Social confinement has been replaced by weaker preventive measures. The World Health Organisation calls for a return to tougher measures. Last Tuesday, more than 5,000 cases were reported in a single day; in late May, they were around 1,700. Punjab police use stun batons against people who fail to respect restrictive measures. For one activist, the government’s approach is confusing.
Faisalabad (AsiaNews) – Pakistan is experiencing a new wave of COVID-19 cases. The rise began in early June, after the government of Prime Minister Imran Khan replaced the lockdown with less restrictive measures.
So far, 125,521 cases have been reported in the country with 2,463 deaths. On Tuesday, 5,385 cases were reported against 1,700 per day in late May.
In a letter sent to Pakistan’s provincial governments on Sunday, World Health Organisation (WHO) Pakistan chief Palitha Mahipala recommended re-imposing some of the lifted restrictions to counter the spread of the novel coronavirus.
According to the UN health agency, Pakistan's rate of coronavirus-positive patients was too high (24 per cent), indicating that not enough testing was being done.

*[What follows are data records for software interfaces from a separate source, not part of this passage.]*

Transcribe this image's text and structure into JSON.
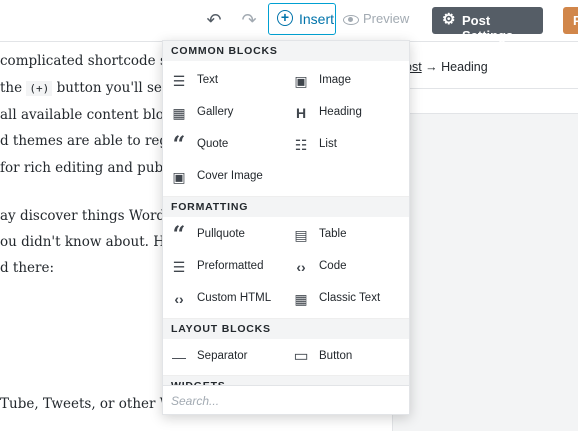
{
  "toolbar": {
    "insert_label": "Insert",
    "preview_label": "Preview",
    "post_settings_label": "Post Settings",
    "publish_label": "P"
  },
  "editor": {
    "lines": [
      " complicated shortcode s",
      "the",
      "(+)",
      "button you'll see",
      " all available content blo",
      "d themes are able to regi",
      " for rich editing and pub",
      "ay discover things Word",
      "ou didn't know about. He",
      "d there:",
      "Tube, Tweets, or other W"
    ]
  },
  "sidebar": {
    "breadcrumb_post": "ost",
    "breadcrumb_rest": " → Heading"
  },
  "inserter": {
    "sections": {
      "common": "COMMON BLOCKS",
      "formatting": "FORMATTING",
      "layout": "LAYOUT BLOCKS",
      "widgets": "WIDGETS"
    },
    "common_blocks": [
      {
        "label": "Text",
        "icon": "text-icon"
      },
      {
        "label": "Image",
        "icon": "image-icon"
      },
      {
        "label": "Gallery",
        "icon": "gallery-icon"
      },
      {
        "label": "Heading",
        "icon": "heading-icon"
      },
      {
        "label": "Quote",
        "icon": "quote-icon"
      },
      {
        "label": "List",
        "icon": "list-icon"
      },
      {
        "label": "Cover Image",
        "icon": "cover-image-icon"
      }
    ],
    "formatting": [
      {
        "label": "Pullquote",
        "icon": "pullquote-icon"
      },
      {
        "label": "Table",
        "icon": "table-icon"
      },
      {
        "label": "Preformatted",
        "icon": "preformatted-icon"
      },
      {
        "label": "Code",
        "icon": "code-icon"
      },
      {
        "label": "Custom HTML",
        "icon": "custom-html-icon"
      },
      {
        "label": "Classic Text",
        "icon": "classic-text-icon"
      }
    ],
    "layout_blocks": [
      {
        "label": "Separator",
        "icon": "separator-icon"
      },
      {
        "label": "Button",
        "icon": "button-icon"
      }
    ],
    "search_placeholder": "Search..."
  },
  "colors": {
    "accent": "#0073aa",
    "accent_border": "#00a0d2",
    "dark_button": "#555d66",
    "publish": "#d1864a",
    "panel_bg": "#f3f4f5"
  }
}
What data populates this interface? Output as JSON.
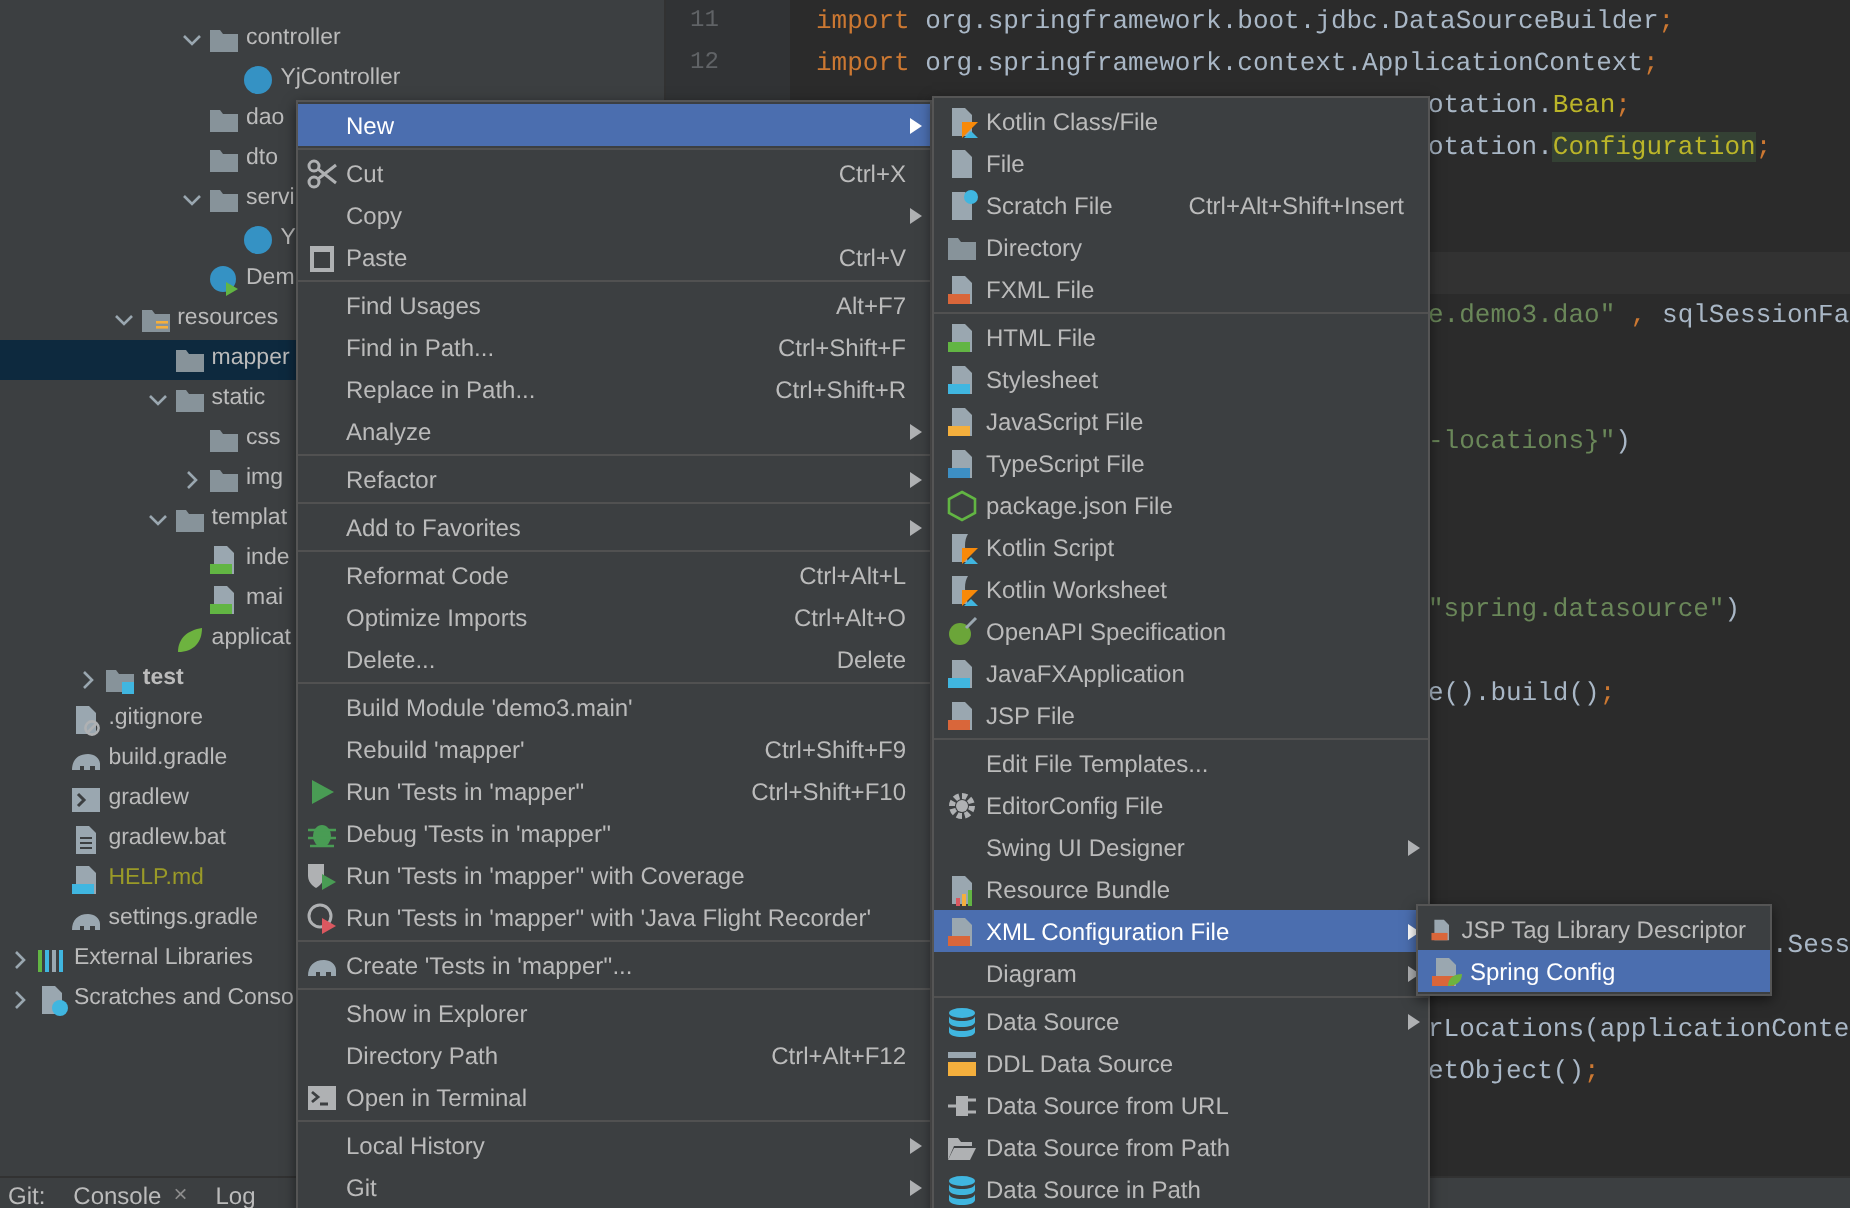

However, Prime Minister Khan has expressed his opposition to re-imposing a lockdown and has defended his decision to allow markets and public departments to reopen.
His political adversaries and many independent observers are instead critical of his response to the crisis, demanding that some restrictions be re-imposed.
“The situation is alarming. Steps should be taken immediately to separate the infected from the rest of the population,” said Daniel Bashir, a young Catholic doctor, speaking to AsiaNews.
For Pakistani authorities, if people follow the new guidelines, the pandemic should be contained.
Provincial administrations have instead increased controls. In Khyber Pakhtunkhwa, the authorities closed 1,715 shops. Elsewhere, tougher measures have been used. In Faisalabad (Punjab) police have used stun batons against people for failing to respect anti-coronavirus restrictions.
For many Pakistanis, such actions violate the country’s constitution and the UN convention against torture, of which Pakistan is a signatory.
Robin Daniel, chairman of the National Minorities Alliance of Pakistan and interfaith Dialogue, slammed the police for using violence against people who do not respect the safety distance or do not wear a mask.
In his view, the government’s anti-pandemic policy is confusing and has led to the current unacceptable situation.